View all 3 comments. This review has been hidden because it contains spoilers. To view it, click here. I am not Liz Dunn, though I do identify with her. But I can understand her almost ascetic obsession with solitude. I too am a solitary person; I tend to prefer the company of a good book and its characters to the company of good people. Unlike Liz, though, I must confess to having a social life.


And while some people may question its validit I am not Liz Dunn, though I do identify with her. And while some people may question its validity, my online interactions are a large part of my social matrix as well. So I enjoy being alone, but I am not lonely per se.

Review: Eleanor Rigby by Douglas Coupland | Books | The Guardian

Liz has carefully ensconced herself in a bubble, fending off all but the most resilient of her relationships. And even these are routine, predictable affairs: Take the relationship between Liz and Jeremy for example. There is no happily ever after for these two, fleanor Liz must face the fact that their reunion will be short-lived and complicated.

I find it interesting that there is never any tension between these two. Similarly, Jeremy does no wrong. For a kid who had a rather rough time of it in foster homes, he seems to be largely untroubled. Despite his awful luck in the foster home lottery, he somehow managed to turn out as a decent individual. This is how I know Coupland, for all his caustic observations of modern society, is an optimist and not a cynic. His endings are happy endings—not for every character, and maybe not even for the main character.

People experience loss and sadness and death, but by the end of the book, something has changed for the better. And then we come to the ending, which is, for me, the least satisfactory part of the book. Liz flies to Austria to tigby someone she barely remembers from her past, and then they fall in love.

Still, I think he could have done better. Coupland is renowned not only as a writer but as a visual artist as well, and I think this eleqnor his writing to a great extent.
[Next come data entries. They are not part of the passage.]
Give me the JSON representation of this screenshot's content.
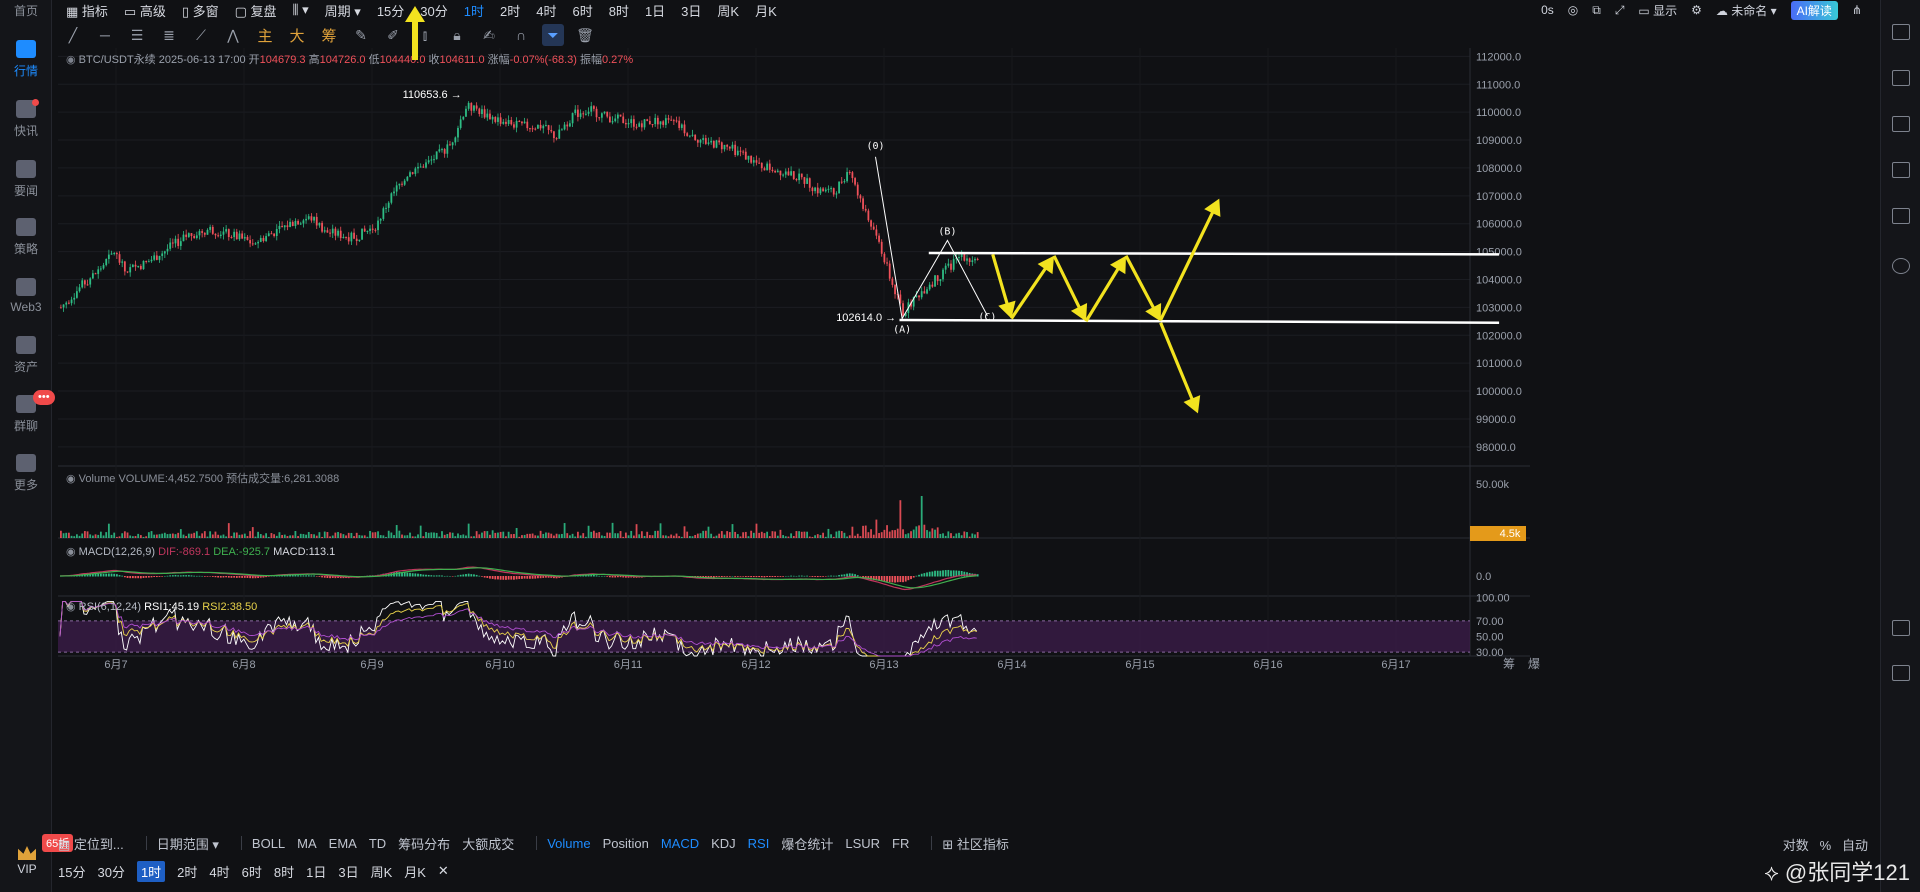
{
  "leftnav": {
    "top": "首页",
    "items": [
      {
        "label": "行情",
        "active": true
      },
      {
        "label": "快讯"
      },
      {
        "label": "要闻"
      },
      {
        "label": "策略"
      },
      {
        "label": "Web3"
      },
      {
        "label": "资产"
      },
      {
        "label": "群聊",
        "badge": "•••"
      },
      {
        "label": "更多"
      }
    ],
    "vip": "VIP",
    "promo": "65折"
  },
  "topbar": {
    "items": [
      "指标",
      "高级",
      "多窗",
      "复盘",
      "周期",
      "15分",
      "30分",
      "1时",
      "2时",
      "4时",
      "6时",
      "8时",
      "1日",
      "3日",
      "周K",
      "月K"
    ],
    "active": "1时",
    "right": [
      "0s",
      "显示",
      "未命名",
      "AI解读"
    ]
  },
  "toolbar": {
    "cn": [
      "主",
      "大",
      "筹"
    ]
  },
  "legend": {
    "symbol": "BTC/USDT永续",
    "time": "2025-06-13 17:00",
    "open_label": "开",
    "open": "104679.3",
    "high_label": "高",
    "high": "104726.0",
    "low_label": "低",
    "low": "104440.0",
    "close_label": "收",
    "close": "104611.0",
    "change_label": "涨幅",
    "change": "-0.07%(-68.3)",
    "amp_label": "振幅",
    "amp": "0.27%"
  },
  "volume_legend": {
    "title": "Volume",
    "text": "VOLUME:4,452.7500",
    "est": "预估成交量:6,281.3088",
    "axis": "50.00k",
    "badge": "4.5k"
  },
  "macd_legend": {
    "title": "MACD(12,26,9)",
    "dif": "DIF:-869.1",
    "dea": "DEA:-925.7",
    "macd": "MACD:113.1",
    "axis": "0.0"
  },
  "rsi_legend": {
    "title": "RSI(6,12,24)",
    "rsi1": "RSI1:45.19",
    "rsi2": "RSI2:38.50",
    "axis": [
      "100.00",
      "70.00",
      "50.00",
      "30.00"
    ]
  },
  "annotations": {
    "high": "110653.6",
    "low": "102614.0",
    "wave0": "(0)",
    "waveA": "(A)",
    "waveB": "(B)",
    "waveC": "(C)"
  },
  "chart_data": {
    "type": "candlestick",
    "price_axis": [
      "112000.0",
      "111000.0",
      "110000.0",
      "109000.0",
      "108000.0",
      "107000.0",
      "106000.0",
      "105000.0",
      "104000.0",
      "103000.0",
      "102000.0",
      "101000.0",
      "100000.0",
      "99000.0",
      "98000.0"
    ],
    "ylim": [
      97600,
      112300
    ],
    "x_labels": [
      "6月7",
      "6月8",
      "6月9",
      "6月10",
      "6月11",
      "6月12",
      "6月13",
      "6月14",
      "6月15",
      "6月16",
      "6月17"
    ],
    "x_right": [
      "筹",
      "爆"
    ]
  },
  "bottom": {
    "left": [
      "定位到...",
      "日期范围"
    ],
    "indicators": [
      "BOLL",
      "MA",
      "EMA",
      "TD",
      "筹码分布",
      "大额成交",
      "Volume",
      "Position",
      "MACD",
      "KDJ",
      "RSI",
      "爆仓统计",
      "LSUR",
      "FR"
    ],
    "active_indicators": [
      "Volume",
      "MACD",
      "RSI"
    ],
    "community": "社区指标",
    "right": [
      "对数",
      "%",
      "自动"
    ],
    "periods": [
      "15分",
      "30分",
      "1时",
      "2时",
      "4时",
      "6时",
      "8时",
      "1日",
      "3日",
      "周K",
      "月K"
    ],
    "active_period": "1时"
  },
  "watermark": "张同学121"
}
That is to say, his books often seem to make more sense when viewed slightly from a dogulas, as a douglae and complete entity, rather than viewing them up close and in a sustained, linear fashion.